# About this exercise
Among the entries below, count the lines with "screenshot" in them and state the total without comment.

[Records from a collection]
===

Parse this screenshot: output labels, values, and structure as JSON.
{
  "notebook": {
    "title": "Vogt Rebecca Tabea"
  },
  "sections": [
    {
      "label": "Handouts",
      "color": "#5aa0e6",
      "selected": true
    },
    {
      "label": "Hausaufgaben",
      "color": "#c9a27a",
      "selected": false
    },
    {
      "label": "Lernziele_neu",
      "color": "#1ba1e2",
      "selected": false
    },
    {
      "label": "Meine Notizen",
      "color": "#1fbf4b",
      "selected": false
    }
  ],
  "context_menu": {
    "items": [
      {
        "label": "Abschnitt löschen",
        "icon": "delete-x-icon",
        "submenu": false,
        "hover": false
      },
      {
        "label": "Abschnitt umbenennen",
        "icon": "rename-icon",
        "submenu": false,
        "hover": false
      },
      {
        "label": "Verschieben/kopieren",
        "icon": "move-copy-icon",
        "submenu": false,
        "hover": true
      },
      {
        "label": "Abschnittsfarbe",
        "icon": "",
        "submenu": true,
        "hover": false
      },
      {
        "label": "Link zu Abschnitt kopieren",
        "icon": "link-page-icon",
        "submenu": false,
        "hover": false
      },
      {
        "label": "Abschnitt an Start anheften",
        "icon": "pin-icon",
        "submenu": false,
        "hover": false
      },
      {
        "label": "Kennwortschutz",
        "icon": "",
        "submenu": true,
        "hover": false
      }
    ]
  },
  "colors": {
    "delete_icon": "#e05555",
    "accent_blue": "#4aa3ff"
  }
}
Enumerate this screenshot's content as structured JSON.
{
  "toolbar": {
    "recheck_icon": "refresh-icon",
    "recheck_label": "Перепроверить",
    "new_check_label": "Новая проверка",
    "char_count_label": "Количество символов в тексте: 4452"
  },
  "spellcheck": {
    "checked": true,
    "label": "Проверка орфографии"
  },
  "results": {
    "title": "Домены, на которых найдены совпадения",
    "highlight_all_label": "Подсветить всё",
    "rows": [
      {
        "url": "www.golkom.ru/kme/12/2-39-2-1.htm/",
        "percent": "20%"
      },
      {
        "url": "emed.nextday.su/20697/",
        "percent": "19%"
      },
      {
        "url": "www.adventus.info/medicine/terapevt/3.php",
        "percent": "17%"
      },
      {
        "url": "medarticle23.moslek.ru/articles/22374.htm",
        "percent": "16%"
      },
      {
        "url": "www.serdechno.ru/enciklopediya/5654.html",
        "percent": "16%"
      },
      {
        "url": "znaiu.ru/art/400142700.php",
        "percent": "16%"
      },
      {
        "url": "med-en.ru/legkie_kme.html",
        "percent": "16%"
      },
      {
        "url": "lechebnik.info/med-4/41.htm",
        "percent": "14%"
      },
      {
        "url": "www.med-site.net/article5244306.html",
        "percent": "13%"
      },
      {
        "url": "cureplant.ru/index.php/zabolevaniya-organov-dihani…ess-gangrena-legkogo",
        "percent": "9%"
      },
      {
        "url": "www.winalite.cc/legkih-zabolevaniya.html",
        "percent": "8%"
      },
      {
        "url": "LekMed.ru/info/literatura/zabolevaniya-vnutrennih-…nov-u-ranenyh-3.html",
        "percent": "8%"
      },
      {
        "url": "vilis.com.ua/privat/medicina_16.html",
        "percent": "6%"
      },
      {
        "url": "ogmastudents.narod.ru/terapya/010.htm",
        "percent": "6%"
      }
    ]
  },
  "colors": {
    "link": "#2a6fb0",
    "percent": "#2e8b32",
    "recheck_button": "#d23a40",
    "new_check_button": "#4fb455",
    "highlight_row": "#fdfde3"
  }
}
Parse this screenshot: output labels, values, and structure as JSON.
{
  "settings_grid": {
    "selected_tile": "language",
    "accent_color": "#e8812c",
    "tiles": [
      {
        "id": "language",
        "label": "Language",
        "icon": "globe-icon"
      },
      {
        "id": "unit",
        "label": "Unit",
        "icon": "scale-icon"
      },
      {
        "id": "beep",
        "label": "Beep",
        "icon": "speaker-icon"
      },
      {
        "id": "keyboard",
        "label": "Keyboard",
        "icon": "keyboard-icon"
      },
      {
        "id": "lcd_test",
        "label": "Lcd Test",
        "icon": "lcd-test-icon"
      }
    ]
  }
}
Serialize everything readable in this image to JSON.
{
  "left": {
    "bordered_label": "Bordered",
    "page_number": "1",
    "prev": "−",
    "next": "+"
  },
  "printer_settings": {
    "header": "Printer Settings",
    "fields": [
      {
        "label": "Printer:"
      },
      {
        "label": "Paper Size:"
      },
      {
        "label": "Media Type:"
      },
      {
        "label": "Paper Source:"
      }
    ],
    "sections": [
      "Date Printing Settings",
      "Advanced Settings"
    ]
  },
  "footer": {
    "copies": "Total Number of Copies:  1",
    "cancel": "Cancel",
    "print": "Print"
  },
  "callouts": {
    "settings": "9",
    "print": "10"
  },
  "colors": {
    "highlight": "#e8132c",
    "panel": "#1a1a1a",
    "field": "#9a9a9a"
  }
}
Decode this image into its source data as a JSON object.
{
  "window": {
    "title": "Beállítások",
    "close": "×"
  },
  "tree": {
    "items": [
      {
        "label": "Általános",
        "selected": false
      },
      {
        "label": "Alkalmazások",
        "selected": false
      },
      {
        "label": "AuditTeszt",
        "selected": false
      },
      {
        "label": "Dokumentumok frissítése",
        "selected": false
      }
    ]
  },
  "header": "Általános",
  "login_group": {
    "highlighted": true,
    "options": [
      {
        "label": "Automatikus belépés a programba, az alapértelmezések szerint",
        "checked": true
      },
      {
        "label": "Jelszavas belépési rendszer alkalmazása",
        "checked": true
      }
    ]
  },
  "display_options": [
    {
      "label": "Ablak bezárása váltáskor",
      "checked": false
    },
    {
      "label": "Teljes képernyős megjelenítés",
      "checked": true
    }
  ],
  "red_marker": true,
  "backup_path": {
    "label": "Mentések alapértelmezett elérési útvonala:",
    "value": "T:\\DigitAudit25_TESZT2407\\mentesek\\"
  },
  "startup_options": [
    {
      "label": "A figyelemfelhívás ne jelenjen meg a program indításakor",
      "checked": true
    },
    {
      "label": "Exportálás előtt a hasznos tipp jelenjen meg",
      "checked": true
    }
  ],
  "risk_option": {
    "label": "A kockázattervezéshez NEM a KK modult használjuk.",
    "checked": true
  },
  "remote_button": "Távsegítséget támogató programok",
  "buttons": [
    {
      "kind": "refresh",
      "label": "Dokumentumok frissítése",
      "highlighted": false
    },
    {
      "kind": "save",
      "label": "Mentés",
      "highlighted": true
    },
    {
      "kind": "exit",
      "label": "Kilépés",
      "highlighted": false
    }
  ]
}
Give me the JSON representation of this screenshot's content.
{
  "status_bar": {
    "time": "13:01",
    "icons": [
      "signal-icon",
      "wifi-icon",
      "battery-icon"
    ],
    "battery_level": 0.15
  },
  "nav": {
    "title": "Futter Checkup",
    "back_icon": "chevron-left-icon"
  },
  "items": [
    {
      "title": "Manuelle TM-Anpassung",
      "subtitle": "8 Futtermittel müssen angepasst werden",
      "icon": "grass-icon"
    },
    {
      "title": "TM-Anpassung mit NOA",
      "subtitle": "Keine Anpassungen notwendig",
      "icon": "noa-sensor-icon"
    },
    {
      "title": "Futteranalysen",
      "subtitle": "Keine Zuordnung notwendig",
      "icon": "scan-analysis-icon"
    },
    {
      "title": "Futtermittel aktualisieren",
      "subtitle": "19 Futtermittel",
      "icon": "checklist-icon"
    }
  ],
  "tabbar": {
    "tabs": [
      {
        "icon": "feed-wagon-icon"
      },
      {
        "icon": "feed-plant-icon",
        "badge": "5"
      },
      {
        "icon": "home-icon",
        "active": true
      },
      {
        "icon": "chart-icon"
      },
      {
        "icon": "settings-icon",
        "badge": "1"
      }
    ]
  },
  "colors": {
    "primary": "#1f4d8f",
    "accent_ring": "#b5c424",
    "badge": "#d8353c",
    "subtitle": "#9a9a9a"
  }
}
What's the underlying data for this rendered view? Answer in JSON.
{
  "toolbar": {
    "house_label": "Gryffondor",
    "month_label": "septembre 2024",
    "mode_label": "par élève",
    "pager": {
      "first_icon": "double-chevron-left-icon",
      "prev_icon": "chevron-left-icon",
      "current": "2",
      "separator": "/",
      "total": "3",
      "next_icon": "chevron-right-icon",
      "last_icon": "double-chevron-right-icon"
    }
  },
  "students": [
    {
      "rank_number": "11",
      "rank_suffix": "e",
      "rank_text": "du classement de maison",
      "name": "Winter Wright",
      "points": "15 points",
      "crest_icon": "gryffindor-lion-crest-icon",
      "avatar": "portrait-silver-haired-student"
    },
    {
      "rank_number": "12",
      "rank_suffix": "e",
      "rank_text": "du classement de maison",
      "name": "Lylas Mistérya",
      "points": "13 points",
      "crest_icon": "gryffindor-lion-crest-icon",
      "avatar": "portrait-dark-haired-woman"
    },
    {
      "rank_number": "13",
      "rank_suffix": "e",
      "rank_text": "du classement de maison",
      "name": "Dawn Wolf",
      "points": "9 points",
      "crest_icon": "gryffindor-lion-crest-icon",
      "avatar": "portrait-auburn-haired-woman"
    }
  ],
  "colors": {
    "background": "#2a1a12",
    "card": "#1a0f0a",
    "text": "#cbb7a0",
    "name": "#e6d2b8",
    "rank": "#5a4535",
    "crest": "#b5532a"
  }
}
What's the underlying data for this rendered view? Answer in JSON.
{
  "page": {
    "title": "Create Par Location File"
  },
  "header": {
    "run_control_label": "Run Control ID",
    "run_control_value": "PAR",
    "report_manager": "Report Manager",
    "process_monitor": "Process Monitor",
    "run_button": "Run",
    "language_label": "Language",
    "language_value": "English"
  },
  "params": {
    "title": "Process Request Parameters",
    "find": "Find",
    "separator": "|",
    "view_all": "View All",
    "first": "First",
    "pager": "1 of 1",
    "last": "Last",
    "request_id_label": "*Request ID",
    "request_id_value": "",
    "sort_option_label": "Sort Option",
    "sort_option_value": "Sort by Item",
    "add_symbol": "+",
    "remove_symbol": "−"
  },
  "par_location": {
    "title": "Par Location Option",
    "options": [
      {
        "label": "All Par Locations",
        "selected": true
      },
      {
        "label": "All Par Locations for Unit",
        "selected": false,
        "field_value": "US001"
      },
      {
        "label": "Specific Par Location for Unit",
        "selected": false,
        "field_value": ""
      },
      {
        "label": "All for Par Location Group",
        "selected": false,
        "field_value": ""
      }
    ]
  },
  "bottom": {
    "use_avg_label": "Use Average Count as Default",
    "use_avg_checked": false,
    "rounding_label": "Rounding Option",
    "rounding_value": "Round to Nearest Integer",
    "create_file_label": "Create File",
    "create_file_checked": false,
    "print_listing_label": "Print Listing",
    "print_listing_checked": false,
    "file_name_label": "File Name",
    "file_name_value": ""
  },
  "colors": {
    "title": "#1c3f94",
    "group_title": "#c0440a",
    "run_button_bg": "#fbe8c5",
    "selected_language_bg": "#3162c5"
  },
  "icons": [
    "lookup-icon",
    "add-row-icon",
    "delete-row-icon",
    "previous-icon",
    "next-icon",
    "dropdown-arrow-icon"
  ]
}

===

# Solution for this problem
4